3. Mount Washington
Once you’ve taken the Duquesne Incline, look out over Pittsburgh from the view on Mount Washington. You’ll be able to see all of Downtown Pittsburgh, commonly called the Golden Triangle by Pittsburghers (named because of where the two rivers meet and are bordered by the golden bridges).
4. PPG Place
The breathtaking PPG Place looks like a gigantic crystal palace and features a water fountain in the summer and an ice-skating rink in the wintertime. It’s a favorite of mine because it brings back so many Christmas memories of ice-skating around the rink with the huge decorated tree in the center and then visiting its hall of Santa Clauses (which are surrounded by award-winning gingerbread houses, I might add). PPG place is an enjoyable experience for all ages.
5. Klavon’s Ice Cream Parlor

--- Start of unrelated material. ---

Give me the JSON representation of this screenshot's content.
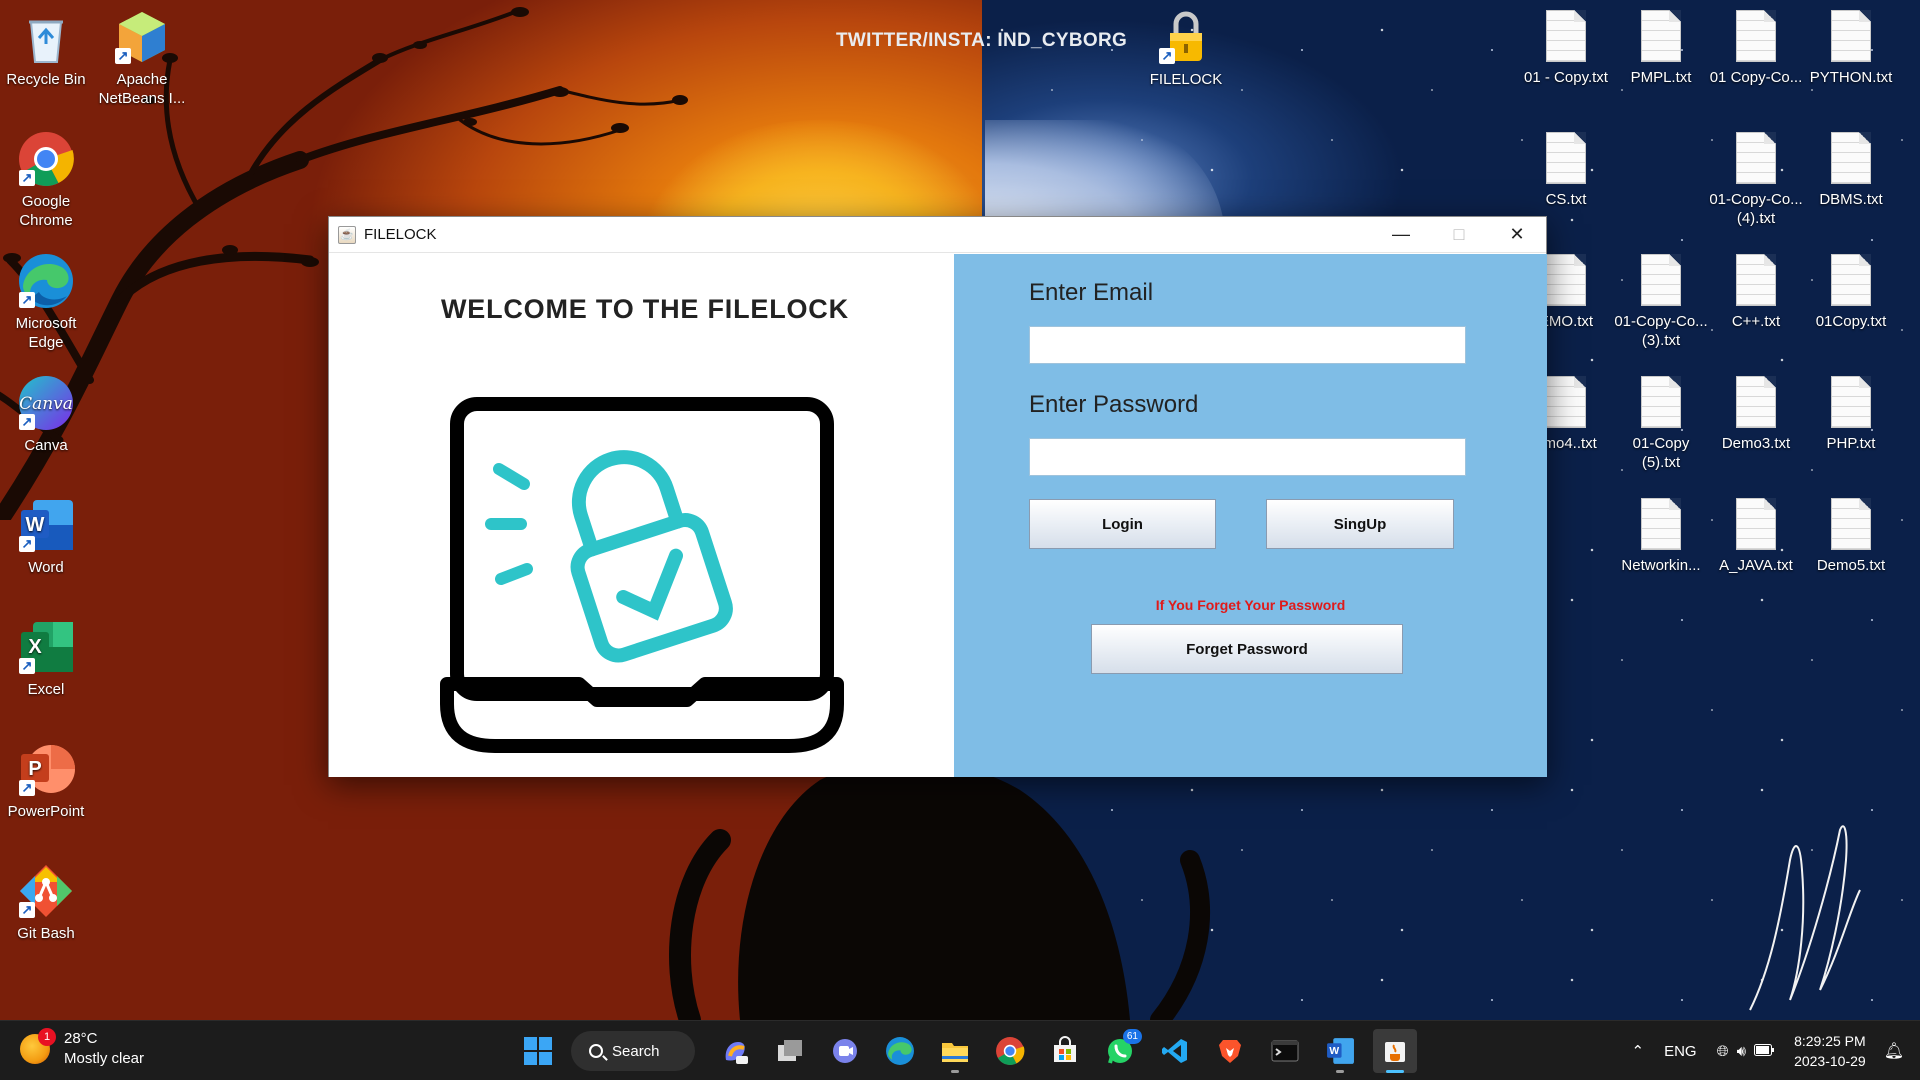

Originally founded by James and Mary Klavon as a drugstore and ice cream shop in 1923, this Depression-era parlor offers ice cream and a step back into history when you visit. Sit on a marble slab stool as you wait for your ice cream or pretend to phone a friend in the old wooden phone booths. This parlor also displays a fascinating story in Pittsburgh’s history. If you look up at near the ceiling on one wall, you’ll see the water mark left from a flood that went through Pittsburgh in 1936. And if you order the Super Bowl of ice cream and eat the whole thing, you’ll get your picture on the wall for posterity. This is one of the sweetest places to visit in Pittsburgh!
6. Carnegie Museum of Natural History
The first thing you’ll see before you enter into the Carnegie Museum of Natural History is the huge statue of a Diplodocus carnegii (fondly referred to as “Dippy the Dinosaur”). Originally founded by Andrew Carnegie in 1896, this museum features hundreds of displays for visitors to explore the complex design of the natural world. And there’s one taxidermist’s display that has some dark history behind it. You’ll have to check it out.
7. Strip Distract
Unlike what its name seems to imply, the Strip District is actually a very family-friendly place, named that way because of all its shops located along a single strip. Various murals and venders await you around every corner. With so much diversity of interests along this strip, you’re sure to find something unique that peaks your interest.
8. Heinz History Museum
Pittsburgh boasts of having the largest history museum in Pennsylvania. With six floors featuring everything from American history to Pittsburgh history, you can spend hours at the museum and still not see everything it has to offer. It rotates exhibits constantly, so watch out in its newsletters for your favorite displays so you can catch them before they are taken down.
9. Phipp’s Conservatory and Botanical Gardens
Founded in 1893, this historic botanical garden is located in Pittsburgh’s Schenley Park. The garden features fourteen rooms full of exotic plants and floral exhibits a,s well as a grounds full of Victorian metalwork. And all of the environmentalists out there will be pleased to know that the conservatory and gardens ranks one of the “greenest” worldwide. This is one of the most beautiful places to visit in Pittsburgh!
10. Pittsburgh Zoo and PPG Aquarium
Ever since I was a little kid, I can remember going to the Pittsburgh Zoo and PPG Aquarium for family trips and school field trips. Each visit has offered me a completely different and wonderful experience, regardless of my age. Take a beginner scuba diving lesson, watch the polar bears swim above your head, or watch a sea lion show. Baby animals are always a favorite at this zoo, so keep an eye out for little ones with their parents. You’ll want to spend several hours here when you visit. Just don’t get lost in the monkey house. That’s really easy to do.
So there you have it. I encourage you to make as many of these stops as possible as you make your way through my beautiful city of Pittsburgh. Oh, yeah, and one more thing: make sure you say “yinz” and not “y’all.” That way, you’ll fit in even better on your visit to the Burgh.